Everything else seems very quiet right now, as the road racing season is over and the domestic and international championships are finished, so what does a motorcycle fanatic do in these dark and cold days? Some hardcore bikers still get out, but for most of us we are left dreaming of a break in the weather and spring to arrive so we can scratch that petrol fuelled itch and indulge our passion again.
Race day last August began crisp and clear with the weather warming nicely. It seemed only fitting that we (my friend Neill and I) took the bikes up to the Dundrod Circuit, Neill letting me ride his new Ducati Diavel. As he tossed me the keyless ‘card’ I was like a spoilt child in a sweet shop, and it was probably the most visceral riding experience for me do date.
In the glow of the early morning sun we were able to take a small tour of the circuit on the bikes, but it wasn’t long before the roads began to jam up with eager fans wanting to claim a good vantage point.
We wandered around the pits in amazement (nearly getting knocked over by Keith Amor in his van, thanks Keith!), looking at the machines. It seemed almost unbelievable that they would soon be hurtling round the track at eye watering speeds.

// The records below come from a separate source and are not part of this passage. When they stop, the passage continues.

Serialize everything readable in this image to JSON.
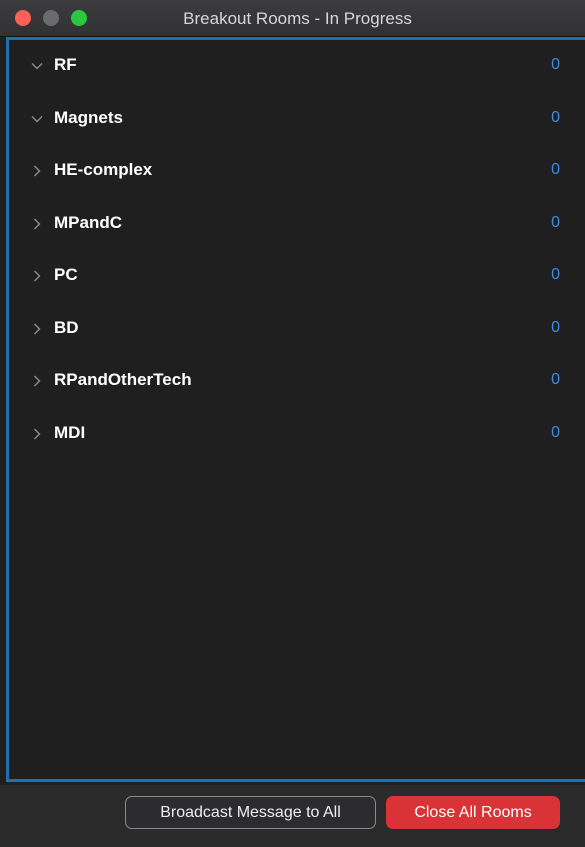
{
  "window": {
    "title": "Breakout Rooms - In Progress"
  },
  "rooms": [
    {
      "name": "RF",
      "count": "0",
      "expanded": true
    },
    {
      "name": "Magnets",
      "count": "0",
      "expanded": true
    },
    {
      "name": "HE-complex",
      "count": "0",
      "expanded": false
    },
    {
      "name": "MPandC",
      "count": "0",
      "expanded": false
    },
    {
      "name": "PC",
      "count": "0",
      "expanded": false
    },
    {
      "name": "BD",
      "count": "0",
      "expanded": false
    },
    {
      "name": "RPandOtherTech",
      "count": "0",
      "expanded": false
    },
    {
      "name": "MDI",
      "count": "0",
      "expanded": false
    }
  ],
  "footer": {
    "broadcast_label": "Broadcast Message to All",
    "close_label": "Close All Rooms"
  },
  "colors": {
    "accent": "#1f6fb3",
    "count": "#3a8ee6",
    "danger": "#d93237"
  }
}
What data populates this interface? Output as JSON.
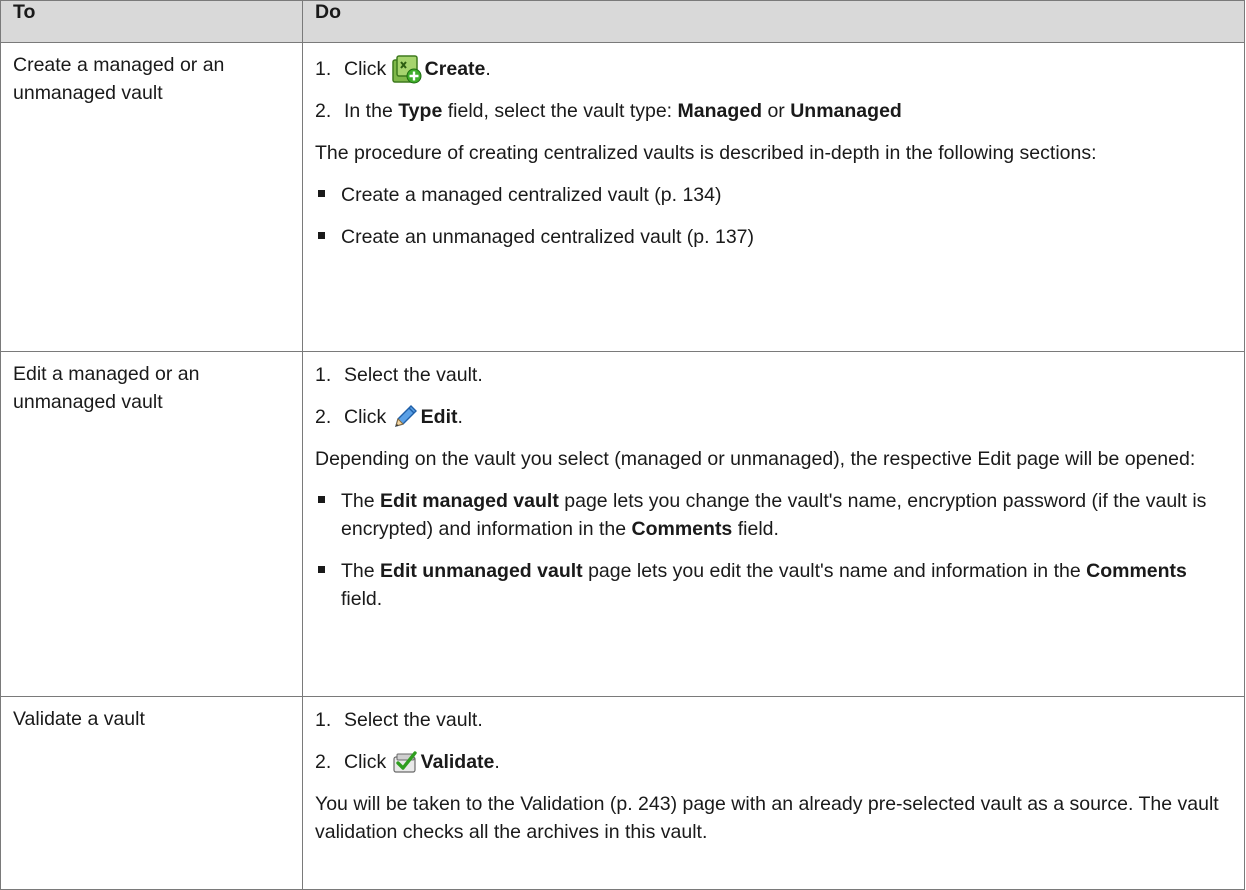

Everything seemed so calm, so sedate and matter of fact. I tried to put myself in the scenario and mind of a racer and simply couldn’t do it – I’d be a bag of nerves probably throwing up round the back of the garages!
There is, perhaps, no place better to get an idea of the speeds these bikes reach than the start/finish straight. However, I have always preferred a sweeping bend or corner, as not only do you get a better view of lean angles and apparent defiance of the laws of physics, but the bikes are a little bit slower and one can get closer to the action.
We meandered away from the hospitality and pits area but it wasn’t long before the hooter sounded to clear the circuit, so we stood with a rather sizable crowd just east of Dawsons Bend on the slope overlooking the circuit, the helicopter buzzing overhead combined with the slightly distant sounds of the Superstock engines revving simply adding to everyone’s already feverish sense of anticipation.
Even on the warm up lap, the wail of the race tuned engines was mellifluous and Lee Johnston’s distinctive pink F13k Cancer helmet was being closely followed by Peter Hickman’s green and white Shoei which was, as things turned out, how the race would be run.
There was chatter among all of the fans during the races, some with radios or the UGP earpieces providing up to date information, and lots of speculation as to who would take home the big prize.
After the first race we moved to the inside of the Quarries for the Supersport race, and it is undoubtedly the closest I have ever been to the racing action. The bikes were inches from us and as Hickman’s MV Augusta went past the deep, roaring engine note not only shook my chest, but nearly deafened me.
By this stage though, it had started to cloud over and the decision to wear only t-shirts from the pits was regrettable – especially as some exceptionally well-prepared fans were almost sniggering at our shivering and goose-bumped bodies whilst they reclined fully wrapped in their portable thrones!
I have no shame in admitting we chickened out and sought refuge under cover, but the racing action didn’t stop and it was no less exciting. As many thought, the ‘young guns’ rose to the top of the pile, with Lee Johnston undoubtedly the man of the meeting, closely followed by Peter Hickman and the ever present and apparently age defying Bruce Anstey – will he remain one of the undisputed Kings of the Road in 2016?